Local projects and resources
Adopt-a-Trail canal clean-up
When: Following 10:30 a.m. worship service today (about 11:30 a.m.).
Where: First Presbyterian Church, 21 Church St., Lockport.
Details: Worshippers at both First and Second Presbyterian churches are asked to “dress down,” but anybody can volunteer for the clean-up. A light lunch, bags and gloves will be provided at the canal trail. Call the church office at 433-5905 for information.
Re-Tree WNY plantings
When: Friday and SaturdayApril 27 & 28, with possible planting on May 5 if needed.
Where: Anywhere volunteers decide to help replace trees damaged by the October storm.
Details: Re-Tree WNY is asking anybody with an interest in planting new trees to beautify or repair their community to contact Paul Maurer at Citadel Communications, 881-4555 or by e-mail at email@example.com. Registering will help the Re-Tree WNY group to determine the number and locations for trees to be planted. Details can be found at www.re-treewny.org.
Tree repair clinics
When: 7 p.m. Tuesdays and Wednesdays, 9 a.m. Saturdays.
Where: Home Depot stores around Western New York.
Details: Garden experts at area Home Depot stores will offer 30- to 45-minute sessions teaching homeowners the basics of pruning and repairing damaged trees and shrubs. Tips will also be offered for the proper removal and replacement of trees and shrubs beyond repair.

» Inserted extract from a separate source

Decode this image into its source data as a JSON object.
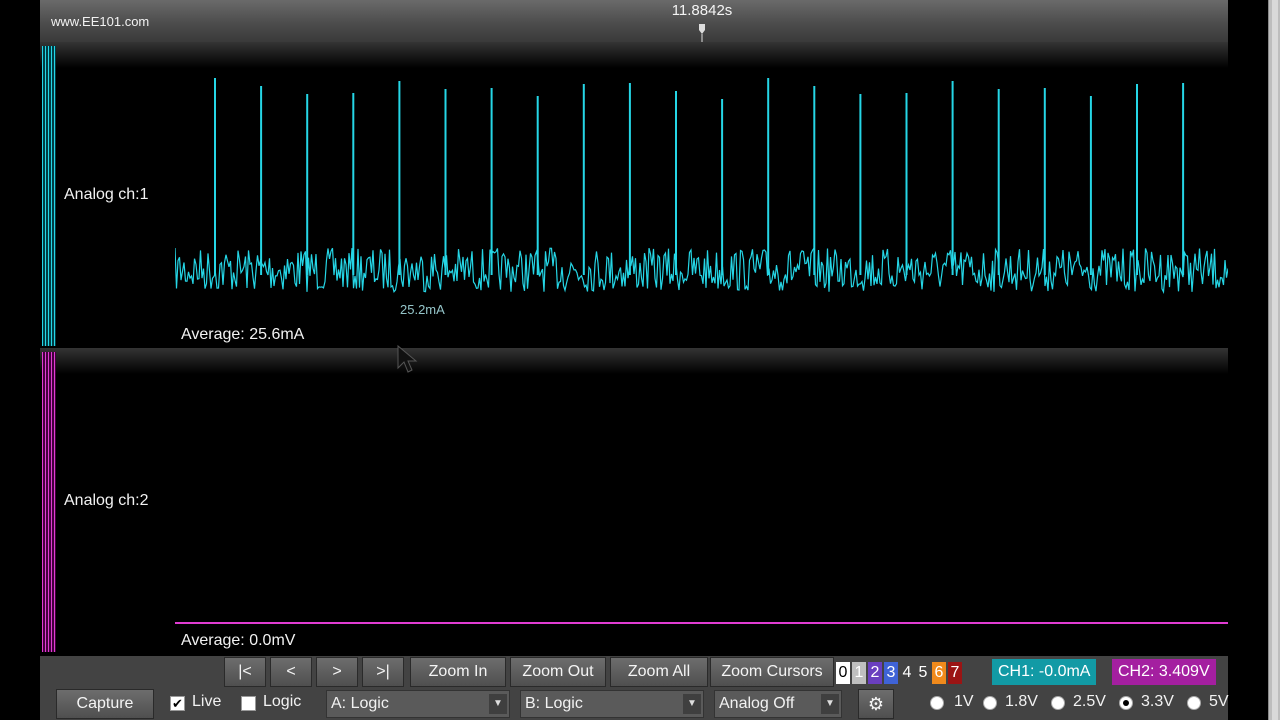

Recycle your cell phone or used batteries.
When: Any time.
Where: Select sites and stores across Western New York.
Details: Many cell phone dealers and electronics stores offer disposal/recycling programs for both used cell phones and nickel cadmium and rechargeable batteries, and some turn the products around to benefit charities. Radio Shack, for instance, accepts batteries and cell phones at its stores and donates $1 to the National Center for Missing & Exploited Children.
You can find regional sites and mailing locations to drop off used phones and batteries at: